While investment banking is among the fastest growing businesses for Wells Fargo , analysts say it is still little more than a "rounding error" for the bank.

CFO Tim Sloan told


in a recent

interview that the reason the stock commanded a premium over JPMorgan was because of its diversified business model. "I think one of the reasons we're trading at a premium--and I don't want to bad mouth JPMorgan because I think it's a very well run firm and a very effective competitor--but I think that one of the reasons we trade at a premium is we have a very diversified model, meaning that we've got a lot of businesses. None in particular is so great or so large that it creates a lot of volatility in our earnings stream," he said.
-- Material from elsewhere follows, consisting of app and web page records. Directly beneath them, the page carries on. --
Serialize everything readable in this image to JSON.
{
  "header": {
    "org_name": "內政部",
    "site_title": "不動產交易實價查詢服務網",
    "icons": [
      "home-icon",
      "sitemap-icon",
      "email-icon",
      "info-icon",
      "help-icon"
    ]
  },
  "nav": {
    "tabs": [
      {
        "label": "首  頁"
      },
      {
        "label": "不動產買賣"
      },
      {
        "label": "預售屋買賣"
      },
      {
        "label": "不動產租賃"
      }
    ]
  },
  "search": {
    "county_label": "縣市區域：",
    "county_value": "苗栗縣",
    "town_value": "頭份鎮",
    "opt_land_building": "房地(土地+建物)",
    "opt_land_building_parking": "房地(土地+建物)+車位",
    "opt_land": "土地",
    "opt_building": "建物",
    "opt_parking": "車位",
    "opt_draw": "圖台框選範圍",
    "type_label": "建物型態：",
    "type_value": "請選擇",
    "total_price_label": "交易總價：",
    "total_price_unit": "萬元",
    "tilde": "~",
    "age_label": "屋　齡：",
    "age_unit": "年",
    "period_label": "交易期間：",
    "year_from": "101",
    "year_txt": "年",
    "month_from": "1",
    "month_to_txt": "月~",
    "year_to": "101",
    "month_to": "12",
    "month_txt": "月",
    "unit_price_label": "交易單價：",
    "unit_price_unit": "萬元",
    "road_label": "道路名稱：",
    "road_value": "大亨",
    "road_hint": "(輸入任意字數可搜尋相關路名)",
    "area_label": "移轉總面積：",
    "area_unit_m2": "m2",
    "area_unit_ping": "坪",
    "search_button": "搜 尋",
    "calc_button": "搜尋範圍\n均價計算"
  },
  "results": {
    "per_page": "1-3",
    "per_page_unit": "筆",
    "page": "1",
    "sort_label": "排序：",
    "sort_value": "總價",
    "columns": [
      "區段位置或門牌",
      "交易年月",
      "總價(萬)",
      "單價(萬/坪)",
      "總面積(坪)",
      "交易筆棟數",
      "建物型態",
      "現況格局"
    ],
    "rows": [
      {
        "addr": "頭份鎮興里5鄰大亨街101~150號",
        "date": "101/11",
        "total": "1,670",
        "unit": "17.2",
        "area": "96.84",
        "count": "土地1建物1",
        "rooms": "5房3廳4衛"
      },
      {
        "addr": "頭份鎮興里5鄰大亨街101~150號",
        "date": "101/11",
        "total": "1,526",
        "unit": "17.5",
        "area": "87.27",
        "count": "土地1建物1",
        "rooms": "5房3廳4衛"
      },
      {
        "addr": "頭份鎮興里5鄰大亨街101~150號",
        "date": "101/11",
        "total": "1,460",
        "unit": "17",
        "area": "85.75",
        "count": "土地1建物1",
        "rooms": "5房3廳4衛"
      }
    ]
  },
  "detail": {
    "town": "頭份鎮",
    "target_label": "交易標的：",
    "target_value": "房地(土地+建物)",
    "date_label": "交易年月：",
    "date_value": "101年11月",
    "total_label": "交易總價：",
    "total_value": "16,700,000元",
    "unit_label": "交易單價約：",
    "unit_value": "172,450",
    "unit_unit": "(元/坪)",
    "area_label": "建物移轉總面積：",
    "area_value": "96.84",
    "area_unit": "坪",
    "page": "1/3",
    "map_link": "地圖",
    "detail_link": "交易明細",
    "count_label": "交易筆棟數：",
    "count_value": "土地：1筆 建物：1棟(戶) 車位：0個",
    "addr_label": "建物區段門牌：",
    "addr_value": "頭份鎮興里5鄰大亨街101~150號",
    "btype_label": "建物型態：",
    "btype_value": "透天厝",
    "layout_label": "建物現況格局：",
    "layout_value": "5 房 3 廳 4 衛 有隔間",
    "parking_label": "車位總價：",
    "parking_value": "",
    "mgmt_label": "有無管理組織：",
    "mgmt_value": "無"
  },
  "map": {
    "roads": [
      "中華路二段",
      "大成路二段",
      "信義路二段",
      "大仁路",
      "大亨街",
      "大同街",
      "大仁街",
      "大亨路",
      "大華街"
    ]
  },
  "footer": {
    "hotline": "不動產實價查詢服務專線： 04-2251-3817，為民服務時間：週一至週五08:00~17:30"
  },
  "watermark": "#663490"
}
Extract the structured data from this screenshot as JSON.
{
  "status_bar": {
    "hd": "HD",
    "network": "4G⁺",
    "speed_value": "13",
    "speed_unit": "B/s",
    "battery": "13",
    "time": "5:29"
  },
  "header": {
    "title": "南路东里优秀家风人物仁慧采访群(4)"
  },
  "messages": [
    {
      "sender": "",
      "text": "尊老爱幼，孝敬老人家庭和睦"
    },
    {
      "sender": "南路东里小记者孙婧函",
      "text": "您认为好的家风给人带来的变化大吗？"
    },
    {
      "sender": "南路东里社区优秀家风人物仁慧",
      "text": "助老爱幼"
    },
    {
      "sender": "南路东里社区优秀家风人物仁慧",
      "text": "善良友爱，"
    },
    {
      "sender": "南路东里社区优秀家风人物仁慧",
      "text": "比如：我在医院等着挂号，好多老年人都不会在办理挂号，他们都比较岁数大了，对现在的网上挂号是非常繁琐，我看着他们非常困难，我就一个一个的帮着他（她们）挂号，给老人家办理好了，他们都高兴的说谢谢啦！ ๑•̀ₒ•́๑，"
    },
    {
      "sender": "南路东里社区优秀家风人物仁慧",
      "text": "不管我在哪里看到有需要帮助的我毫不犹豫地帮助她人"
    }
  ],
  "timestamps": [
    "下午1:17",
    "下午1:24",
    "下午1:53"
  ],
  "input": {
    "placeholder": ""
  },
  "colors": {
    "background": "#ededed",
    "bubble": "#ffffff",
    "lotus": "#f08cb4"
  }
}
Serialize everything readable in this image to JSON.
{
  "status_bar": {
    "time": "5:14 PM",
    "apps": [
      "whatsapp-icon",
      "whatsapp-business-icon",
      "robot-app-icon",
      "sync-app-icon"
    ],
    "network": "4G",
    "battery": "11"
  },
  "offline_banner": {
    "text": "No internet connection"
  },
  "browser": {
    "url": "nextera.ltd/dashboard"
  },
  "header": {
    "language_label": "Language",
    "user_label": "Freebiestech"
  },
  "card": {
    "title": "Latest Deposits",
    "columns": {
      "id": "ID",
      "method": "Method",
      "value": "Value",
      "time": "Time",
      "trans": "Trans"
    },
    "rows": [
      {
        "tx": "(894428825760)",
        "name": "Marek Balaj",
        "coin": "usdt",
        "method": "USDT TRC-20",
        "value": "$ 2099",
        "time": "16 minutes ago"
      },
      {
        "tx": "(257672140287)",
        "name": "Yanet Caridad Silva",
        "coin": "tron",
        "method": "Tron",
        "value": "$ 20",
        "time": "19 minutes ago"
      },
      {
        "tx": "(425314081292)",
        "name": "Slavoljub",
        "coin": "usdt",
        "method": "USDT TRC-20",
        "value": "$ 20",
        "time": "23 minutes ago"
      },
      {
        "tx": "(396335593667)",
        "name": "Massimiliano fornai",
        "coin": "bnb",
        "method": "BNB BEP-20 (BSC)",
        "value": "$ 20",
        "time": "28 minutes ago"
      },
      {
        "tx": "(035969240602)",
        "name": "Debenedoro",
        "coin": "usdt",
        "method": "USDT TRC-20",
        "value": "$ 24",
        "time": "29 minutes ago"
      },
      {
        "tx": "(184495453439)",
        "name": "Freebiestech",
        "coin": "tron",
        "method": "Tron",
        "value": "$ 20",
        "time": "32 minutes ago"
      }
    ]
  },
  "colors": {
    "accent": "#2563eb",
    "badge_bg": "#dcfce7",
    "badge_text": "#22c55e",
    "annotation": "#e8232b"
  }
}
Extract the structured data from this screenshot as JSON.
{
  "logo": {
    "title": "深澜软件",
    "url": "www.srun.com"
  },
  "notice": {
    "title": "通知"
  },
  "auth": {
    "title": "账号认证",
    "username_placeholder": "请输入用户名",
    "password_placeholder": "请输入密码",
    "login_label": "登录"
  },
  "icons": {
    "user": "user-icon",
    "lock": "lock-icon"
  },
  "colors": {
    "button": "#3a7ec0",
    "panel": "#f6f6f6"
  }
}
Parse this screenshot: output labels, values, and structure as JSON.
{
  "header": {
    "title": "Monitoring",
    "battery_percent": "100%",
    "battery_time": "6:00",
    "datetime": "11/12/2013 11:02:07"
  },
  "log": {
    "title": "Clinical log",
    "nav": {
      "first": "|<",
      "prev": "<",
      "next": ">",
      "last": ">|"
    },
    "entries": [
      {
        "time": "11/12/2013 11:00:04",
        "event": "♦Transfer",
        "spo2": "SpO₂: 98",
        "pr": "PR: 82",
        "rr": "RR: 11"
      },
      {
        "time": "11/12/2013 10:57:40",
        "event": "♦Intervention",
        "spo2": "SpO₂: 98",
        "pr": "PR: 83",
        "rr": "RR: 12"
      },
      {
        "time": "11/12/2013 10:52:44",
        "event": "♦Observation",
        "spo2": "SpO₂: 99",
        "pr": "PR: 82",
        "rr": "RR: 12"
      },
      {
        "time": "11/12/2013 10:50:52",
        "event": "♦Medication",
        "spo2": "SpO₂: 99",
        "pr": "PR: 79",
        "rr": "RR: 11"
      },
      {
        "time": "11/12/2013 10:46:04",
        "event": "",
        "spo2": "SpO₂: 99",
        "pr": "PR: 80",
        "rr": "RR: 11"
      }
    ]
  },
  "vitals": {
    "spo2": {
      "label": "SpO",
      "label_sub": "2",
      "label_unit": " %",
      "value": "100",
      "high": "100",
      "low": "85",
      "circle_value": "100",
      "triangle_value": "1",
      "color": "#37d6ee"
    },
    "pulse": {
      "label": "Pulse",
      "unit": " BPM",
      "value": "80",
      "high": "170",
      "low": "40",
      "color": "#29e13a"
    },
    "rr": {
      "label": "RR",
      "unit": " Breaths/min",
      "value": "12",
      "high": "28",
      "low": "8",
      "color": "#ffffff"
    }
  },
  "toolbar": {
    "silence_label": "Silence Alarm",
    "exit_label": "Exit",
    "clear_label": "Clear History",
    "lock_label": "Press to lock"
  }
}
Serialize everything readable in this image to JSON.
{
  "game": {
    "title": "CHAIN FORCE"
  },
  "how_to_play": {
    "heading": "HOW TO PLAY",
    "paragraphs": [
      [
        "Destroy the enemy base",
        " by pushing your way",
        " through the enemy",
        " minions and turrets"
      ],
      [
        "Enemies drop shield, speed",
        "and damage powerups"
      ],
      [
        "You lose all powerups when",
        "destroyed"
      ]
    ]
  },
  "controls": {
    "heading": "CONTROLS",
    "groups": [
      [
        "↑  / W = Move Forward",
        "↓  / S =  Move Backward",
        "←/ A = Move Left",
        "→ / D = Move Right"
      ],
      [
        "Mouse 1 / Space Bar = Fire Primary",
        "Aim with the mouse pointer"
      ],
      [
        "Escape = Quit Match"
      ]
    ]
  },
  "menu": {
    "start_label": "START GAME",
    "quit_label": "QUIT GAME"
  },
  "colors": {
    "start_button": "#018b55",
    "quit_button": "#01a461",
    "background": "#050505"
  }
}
"When you look at our loan portfolio, it's about 50/50--well maybe 55/45 consumer to wholesale. You look at how we generate income it's about 50/50 between loan spread and securities spread and fees. You look at our fee income and it's very diversified across different fee types. That's why I think we are viewed as trading at a premium versus others."

Both banks have expressed a desire to return more capital to shareholders in 2012 even as they continue to build capital levels in keeping with Basel III levels. Both banks will also have to hold capital buffers over and above the Basel II standards as they are deemed "Global Systemically Important Financial Institutions" - those too big to fail.

Still, JPMorgan will likely be forced to hold much higher capital because of its more global and complex business model compared to Wells, which is more of a traditional bank focused predominantly in the U.S. That could put Wells at an advantage as it has relatively more flexibility when it comes to deploying capital and snapping up assets.

However, Wells could be more vulnerable if the U.S. recovery, already just muddling along, stumbles yet again. And with valuations well above peers, there isn't too much room for disappointments.

Which stock would you rather buy at these levels? Vote in our poll.

--Written by Shanthi Bharatwaj in New York

>To contact the writer of this article, click here:

Shanthi Bharatwaj


>To follow the writer on Twitter, go to


>To submit a news tip, send an email to:


Disclosure: TheStreet's editorial policy prohibits staff editors and reporters from holding positions in any individual stocks.